On the other hand, somatic cell editing would not be inherited. Dr. Lunshof mentioned that there are an increasing amount of somatic interventions that are getting approval and there are many in trial. It is important to mention that CRISPR is not the only method of genome editing. There is also Zinc Finger Nucleases and TALENs. In gene therapy, there are applications that are more suitable for some therapies than others.
To get a better understanding of these three genome editing technologies, I then asked Dr. Lunshof if there were more ethical questions surrounding CRISPR compared to Zinc Finger Nucleases and TALENs. One thing that Dr. Lunshof stated that is important to note is that “when you look at the ethical principles, then it is of course nonsense to make a difference between if you say editing genes, gene therapy, somatic gene therapy.” You must ask the question of whether it is morally justifiable to distinguish between these technologies. The one thing to note, however, is that one of the biggest advantages associated with CRISPR is that it is very precise compared with the other technologies.
Another application of CRISPR is gene drives. A gene drive is a mechanism for preferential inheritance of a particular DNA sequence. When asked about whether there are more concerns surrounding gene drives compared to other technologies, Dr. Lunshof responded that it is very much based on a personal value system as well as to what degree one takes an anthropocentric position. She also believes that ecological interventions using gene drives are far more risky and difficult in a normative sense compared to somatic and germline editing, since the genome editing in humans is the individual’s decision. With an ecological intervention, the effects are very widespread, and even unstoppable to a degree. Over time, there may be a “ripple effect” and no one will want to take responsibility for the disaster. Additionally, with ecological interventions, the effects are not going to stay within national borders, running into regulatory issues.
Dr. Lunshof also believes that it is important for everyone to be involved in the discussion of genome editing. For gene drives, it is important for those in the region being affected to participate in the discussion of the topic before it is implemented since gene drives are localized.
Dr. Lushof also described one of the newest technologies that is being developed called daisy drives. Daisy drives are constructs in which the spreading of the gene drive is limited over time as well as a set number of generations and areas. Some of the criteria Dr. Lunshof believes must be implemented for a morally acceptable application of these technologies include: localization, time sensitive, as well as reversibility.

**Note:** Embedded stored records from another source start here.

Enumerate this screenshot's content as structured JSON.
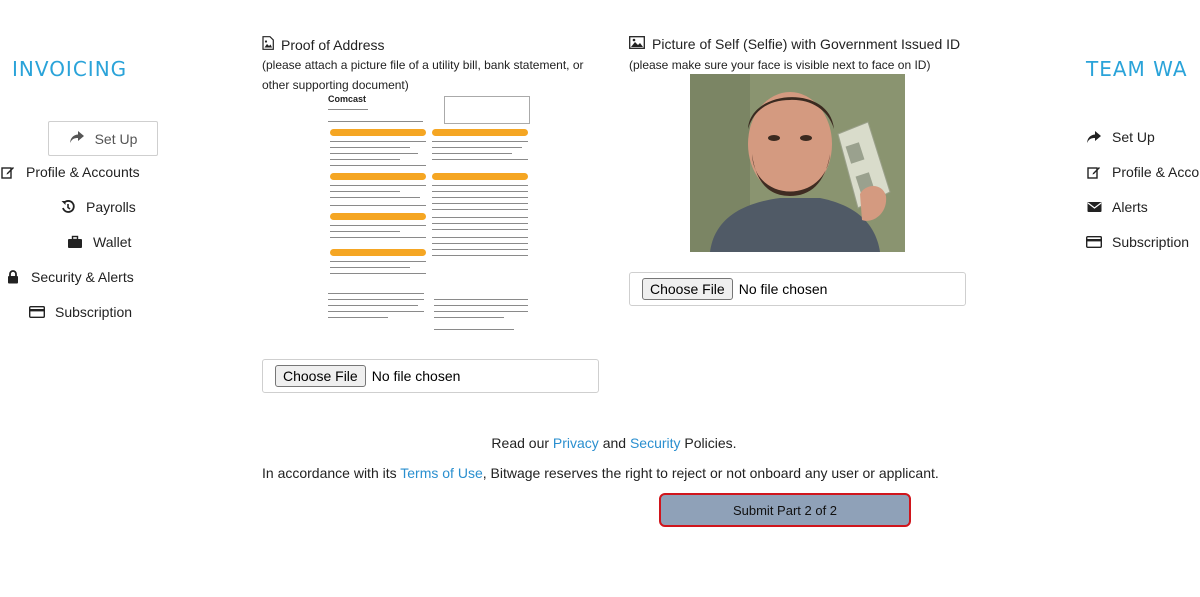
{
  "left_nav": {
    "title": "INVOICING",
    "setup_label": "Set Up",
    "items": [
      {
        "label": "Profile & Accounts",
        "icon": "edit-icon"
      },
      {
        "label": "Payrolls",
        "icon": "history-icon"
      },
      {
        "label": "Wallet",
        "icon": "briefcase-icon"
      },
      {
        "label": "Security & Alerts",
        "icon": "lock-icon"
      },
      {
        "label": "Subscription",
        "icon": "credit-card-icon"
      }
    ]
  },
  "right_nav": {
    "title": "TEAM WA",
    "setup_label": "Set Up",
    "items": [
      {
        "label": "Profile & Accou",
        "icon": "edit-icon"
      },
      {
        "label": "Alerts",
        "icon": "envelope-icon"
      },
      {
        "label": "Subscription",
        "icon": "credit-card-icon"
      }
    ]
  },
  "proof_of_address": {
    "heading": "Proof of Address",
    "note": "(please attach a picture file of a utility bill, bank statement, or other supporting document)",
    "doc_brand": "Comcast",
    "file_button": "Choose File",
    "file_status": "No file chosen"
  },
  "selfie": {
    "heading": "Picture of Self (Selfie) with Government Issued ID",
    "note": "(please make sure your face is visible next to face on ID)",
    "file_button": "Choose File",
    "file_status": "No file chosen"
  },
  "policies": {
    "prefix": "Read our",
    "privacy_link": "Privacy",
    "and": "and",
    "security_link": "Security",
    "suffix": "Policies."
  },
  "terms": {
    "prefix": "In accordance with its",
    "terms_link": "Terms of Use",
    "suffix": ", Bitwage reserves the right to reject or not onboard any user or applicant."
  },
  "submit_label": "Submit Part 2 of 2",
  "colors": {
    "accent": "#2aa3d9",
    "link": "#2a8fcf",
    "submit_bg": "#8fa1b8",
    "submit_border": "#d0151c"
  }
}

An interesting characteristic of gene drives is that they are reversible. Because gene drives are sexually transmitted, this technology only works in sexually reproducing animals. In order to introduce the gene drive, you need a founding family.after releasing the altered species into the wild, you can potentially reverse its effects by engineering a founding family that has the reverse gene, and once these newly engineered organisms are released, they will overpower the earlier changes you had made. Dr. Lushof also mentioned that it is very important for scientists to be open about their research and share their new discoveries with the public. It is important for the public to be informed about such topics.
Another thought-provoking topic Dr. Lunshof mentioned was base editing. Many scientists agree that base editing will most likely going to be successful in making changes to the human germline rather than technologies such as CRISPR/Cas9.